» Given information
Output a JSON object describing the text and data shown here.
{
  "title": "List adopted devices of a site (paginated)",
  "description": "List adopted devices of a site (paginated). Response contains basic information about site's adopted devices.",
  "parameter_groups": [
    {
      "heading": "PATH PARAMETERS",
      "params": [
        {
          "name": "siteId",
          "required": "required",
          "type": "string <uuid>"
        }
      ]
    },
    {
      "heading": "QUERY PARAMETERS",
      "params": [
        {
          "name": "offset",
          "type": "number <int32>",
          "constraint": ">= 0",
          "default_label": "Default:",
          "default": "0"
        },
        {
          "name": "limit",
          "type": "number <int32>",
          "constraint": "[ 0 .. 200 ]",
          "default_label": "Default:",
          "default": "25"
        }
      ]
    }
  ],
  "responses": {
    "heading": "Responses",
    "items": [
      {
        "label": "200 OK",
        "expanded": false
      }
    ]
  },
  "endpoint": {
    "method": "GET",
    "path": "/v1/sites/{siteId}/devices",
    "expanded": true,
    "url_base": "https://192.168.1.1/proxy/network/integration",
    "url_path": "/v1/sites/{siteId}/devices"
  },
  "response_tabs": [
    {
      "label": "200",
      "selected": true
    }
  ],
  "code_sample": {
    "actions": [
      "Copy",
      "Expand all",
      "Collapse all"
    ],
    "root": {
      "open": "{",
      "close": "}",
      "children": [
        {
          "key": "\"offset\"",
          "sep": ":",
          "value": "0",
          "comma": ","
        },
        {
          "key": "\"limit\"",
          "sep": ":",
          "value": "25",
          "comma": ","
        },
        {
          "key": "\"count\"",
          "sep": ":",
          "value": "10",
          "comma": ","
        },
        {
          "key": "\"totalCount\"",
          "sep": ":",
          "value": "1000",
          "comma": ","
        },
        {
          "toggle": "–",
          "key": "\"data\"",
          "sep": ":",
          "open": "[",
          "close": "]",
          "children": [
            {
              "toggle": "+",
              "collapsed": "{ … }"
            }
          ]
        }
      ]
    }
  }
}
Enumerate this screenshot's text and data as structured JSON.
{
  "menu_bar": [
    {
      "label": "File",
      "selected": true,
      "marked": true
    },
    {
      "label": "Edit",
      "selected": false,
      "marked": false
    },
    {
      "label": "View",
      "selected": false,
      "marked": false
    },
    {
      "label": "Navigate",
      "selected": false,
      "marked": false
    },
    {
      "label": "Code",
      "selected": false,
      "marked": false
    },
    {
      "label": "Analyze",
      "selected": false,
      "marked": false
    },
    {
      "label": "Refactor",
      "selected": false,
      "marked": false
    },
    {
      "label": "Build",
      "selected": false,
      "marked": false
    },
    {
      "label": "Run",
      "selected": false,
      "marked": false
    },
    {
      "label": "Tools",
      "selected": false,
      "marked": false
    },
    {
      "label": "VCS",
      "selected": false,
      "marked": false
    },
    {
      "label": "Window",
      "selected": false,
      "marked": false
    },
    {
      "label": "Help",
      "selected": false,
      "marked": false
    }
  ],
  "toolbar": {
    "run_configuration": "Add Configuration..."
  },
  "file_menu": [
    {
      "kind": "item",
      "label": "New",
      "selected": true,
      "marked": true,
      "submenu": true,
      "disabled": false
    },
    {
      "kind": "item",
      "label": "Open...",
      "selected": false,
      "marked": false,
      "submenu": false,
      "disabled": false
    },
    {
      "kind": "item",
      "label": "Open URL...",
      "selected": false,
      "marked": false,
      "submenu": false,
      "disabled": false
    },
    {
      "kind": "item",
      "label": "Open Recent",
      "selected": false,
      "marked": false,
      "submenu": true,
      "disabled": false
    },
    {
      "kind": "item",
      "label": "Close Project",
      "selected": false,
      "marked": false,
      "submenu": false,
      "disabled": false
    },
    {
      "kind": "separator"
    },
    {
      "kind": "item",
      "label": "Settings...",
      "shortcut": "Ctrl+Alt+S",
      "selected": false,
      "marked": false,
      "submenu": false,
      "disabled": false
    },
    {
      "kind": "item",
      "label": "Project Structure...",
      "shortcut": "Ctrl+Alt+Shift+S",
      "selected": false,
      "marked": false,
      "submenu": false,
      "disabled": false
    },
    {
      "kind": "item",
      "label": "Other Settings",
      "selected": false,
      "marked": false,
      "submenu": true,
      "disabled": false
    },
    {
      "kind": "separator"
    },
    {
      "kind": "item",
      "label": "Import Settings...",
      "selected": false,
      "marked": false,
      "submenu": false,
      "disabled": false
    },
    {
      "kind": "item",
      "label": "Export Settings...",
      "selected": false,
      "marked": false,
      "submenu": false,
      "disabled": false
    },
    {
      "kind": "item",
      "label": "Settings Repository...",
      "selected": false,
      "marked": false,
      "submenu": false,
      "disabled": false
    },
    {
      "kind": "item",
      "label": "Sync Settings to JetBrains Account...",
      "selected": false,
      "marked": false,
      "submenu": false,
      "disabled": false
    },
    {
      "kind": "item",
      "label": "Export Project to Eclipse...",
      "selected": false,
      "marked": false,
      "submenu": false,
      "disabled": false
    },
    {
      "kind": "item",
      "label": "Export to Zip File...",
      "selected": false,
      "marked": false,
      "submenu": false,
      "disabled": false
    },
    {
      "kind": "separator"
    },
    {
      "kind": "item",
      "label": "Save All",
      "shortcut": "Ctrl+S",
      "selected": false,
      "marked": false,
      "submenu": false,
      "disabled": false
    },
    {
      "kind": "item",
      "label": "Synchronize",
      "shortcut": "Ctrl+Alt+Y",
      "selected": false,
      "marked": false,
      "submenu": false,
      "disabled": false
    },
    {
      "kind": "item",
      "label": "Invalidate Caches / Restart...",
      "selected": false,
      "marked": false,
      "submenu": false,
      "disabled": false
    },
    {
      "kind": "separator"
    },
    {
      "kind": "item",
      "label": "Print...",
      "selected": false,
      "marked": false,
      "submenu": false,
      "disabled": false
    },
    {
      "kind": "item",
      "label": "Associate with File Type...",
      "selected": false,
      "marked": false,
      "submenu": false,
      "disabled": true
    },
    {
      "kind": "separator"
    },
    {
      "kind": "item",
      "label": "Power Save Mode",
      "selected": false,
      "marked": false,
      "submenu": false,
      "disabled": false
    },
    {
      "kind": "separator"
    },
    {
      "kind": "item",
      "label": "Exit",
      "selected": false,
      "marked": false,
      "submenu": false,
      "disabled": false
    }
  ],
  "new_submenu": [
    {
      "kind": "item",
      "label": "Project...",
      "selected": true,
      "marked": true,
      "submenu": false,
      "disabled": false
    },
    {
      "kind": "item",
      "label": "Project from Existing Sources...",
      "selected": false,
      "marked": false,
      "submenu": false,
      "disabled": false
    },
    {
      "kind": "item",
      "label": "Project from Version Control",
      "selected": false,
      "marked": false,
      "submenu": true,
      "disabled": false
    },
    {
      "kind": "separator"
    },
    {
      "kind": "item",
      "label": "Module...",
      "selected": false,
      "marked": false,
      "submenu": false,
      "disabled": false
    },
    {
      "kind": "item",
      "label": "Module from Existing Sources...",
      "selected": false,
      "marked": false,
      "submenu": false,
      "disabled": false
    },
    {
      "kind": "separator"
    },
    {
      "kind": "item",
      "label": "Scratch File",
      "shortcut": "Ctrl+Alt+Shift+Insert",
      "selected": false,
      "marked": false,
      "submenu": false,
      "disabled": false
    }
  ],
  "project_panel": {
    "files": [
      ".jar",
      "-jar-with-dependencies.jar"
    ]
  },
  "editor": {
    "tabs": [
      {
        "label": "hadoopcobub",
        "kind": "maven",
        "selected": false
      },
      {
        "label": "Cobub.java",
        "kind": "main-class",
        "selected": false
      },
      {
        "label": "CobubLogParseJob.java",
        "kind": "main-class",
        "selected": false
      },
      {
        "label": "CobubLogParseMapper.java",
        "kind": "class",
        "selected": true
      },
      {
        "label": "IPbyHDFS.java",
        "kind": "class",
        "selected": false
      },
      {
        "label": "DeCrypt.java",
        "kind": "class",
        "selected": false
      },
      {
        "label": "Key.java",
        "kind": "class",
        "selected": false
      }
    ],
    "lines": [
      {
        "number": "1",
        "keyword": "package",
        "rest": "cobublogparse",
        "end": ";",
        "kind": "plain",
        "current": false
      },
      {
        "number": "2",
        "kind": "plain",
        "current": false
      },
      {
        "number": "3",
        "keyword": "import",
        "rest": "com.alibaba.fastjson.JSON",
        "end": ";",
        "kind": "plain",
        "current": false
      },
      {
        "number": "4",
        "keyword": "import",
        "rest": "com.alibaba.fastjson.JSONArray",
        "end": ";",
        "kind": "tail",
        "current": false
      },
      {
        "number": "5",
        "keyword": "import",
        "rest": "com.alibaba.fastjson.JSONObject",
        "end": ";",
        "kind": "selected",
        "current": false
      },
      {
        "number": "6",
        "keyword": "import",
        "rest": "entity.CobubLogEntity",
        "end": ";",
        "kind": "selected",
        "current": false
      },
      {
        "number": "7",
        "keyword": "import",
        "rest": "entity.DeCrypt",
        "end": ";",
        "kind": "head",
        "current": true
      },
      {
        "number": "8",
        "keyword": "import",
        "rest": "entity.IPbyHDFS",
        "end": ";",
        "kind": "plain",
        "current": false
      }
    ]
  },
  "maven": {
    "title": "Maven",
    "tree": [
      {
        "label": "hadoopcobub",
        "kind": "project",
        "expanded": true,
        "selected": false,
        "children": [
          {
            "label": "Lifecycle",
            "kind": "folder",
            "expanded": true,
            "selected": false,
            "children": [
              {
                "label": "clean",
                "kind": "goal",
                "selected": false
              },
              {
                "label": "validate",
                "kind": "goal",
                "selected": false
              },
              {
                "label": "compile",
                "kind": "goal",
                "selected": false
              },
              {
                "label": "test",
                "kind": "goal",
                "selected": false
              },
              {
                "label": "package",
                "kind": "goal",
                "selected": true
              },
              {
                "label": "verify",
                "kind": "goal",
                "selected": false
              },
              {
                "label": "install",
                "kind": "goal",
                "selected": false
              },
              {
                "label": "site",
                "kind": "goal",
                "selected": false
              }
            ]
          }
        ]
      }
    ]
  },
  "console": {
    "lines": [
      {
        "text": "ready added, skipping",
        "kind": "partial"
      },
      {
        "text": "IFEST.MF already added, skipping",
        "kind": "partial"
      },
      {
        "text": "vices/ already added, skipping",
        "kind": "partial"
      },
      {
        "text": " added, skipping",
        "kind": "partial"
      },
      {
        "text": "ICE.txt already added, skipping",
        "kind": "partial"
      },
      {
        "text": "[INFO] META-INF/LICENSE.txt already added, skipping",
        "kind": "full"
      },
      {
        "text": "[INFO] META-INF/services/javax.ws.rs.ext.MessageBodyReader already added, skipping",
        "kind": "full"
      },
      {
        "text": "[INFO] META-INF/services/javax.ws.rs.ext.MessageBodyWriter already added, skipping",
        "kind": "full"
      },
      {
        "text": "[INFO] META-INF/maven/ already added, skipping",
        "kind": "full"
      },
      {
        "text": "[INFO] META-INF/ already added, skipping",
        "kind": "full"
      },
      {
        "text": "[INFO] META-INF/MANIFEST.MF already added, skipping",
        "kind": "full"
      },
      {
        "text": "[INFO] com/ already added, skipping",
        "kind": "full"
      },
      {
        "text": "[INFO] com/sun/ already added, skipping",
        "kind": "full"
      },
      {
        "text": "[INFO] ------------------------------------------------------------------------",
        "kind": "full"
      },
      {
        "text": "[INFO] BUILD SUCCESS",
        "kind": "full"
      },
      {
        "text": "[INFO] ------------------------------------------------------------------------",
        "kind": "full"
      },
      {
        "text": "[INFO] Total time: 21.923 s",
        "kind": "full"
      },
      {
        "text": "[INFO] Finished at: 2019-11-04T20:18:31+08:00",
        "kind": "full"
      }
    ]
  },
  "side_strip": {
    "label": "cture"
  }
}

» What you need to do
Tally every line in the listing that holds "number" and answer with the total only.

» Solution
10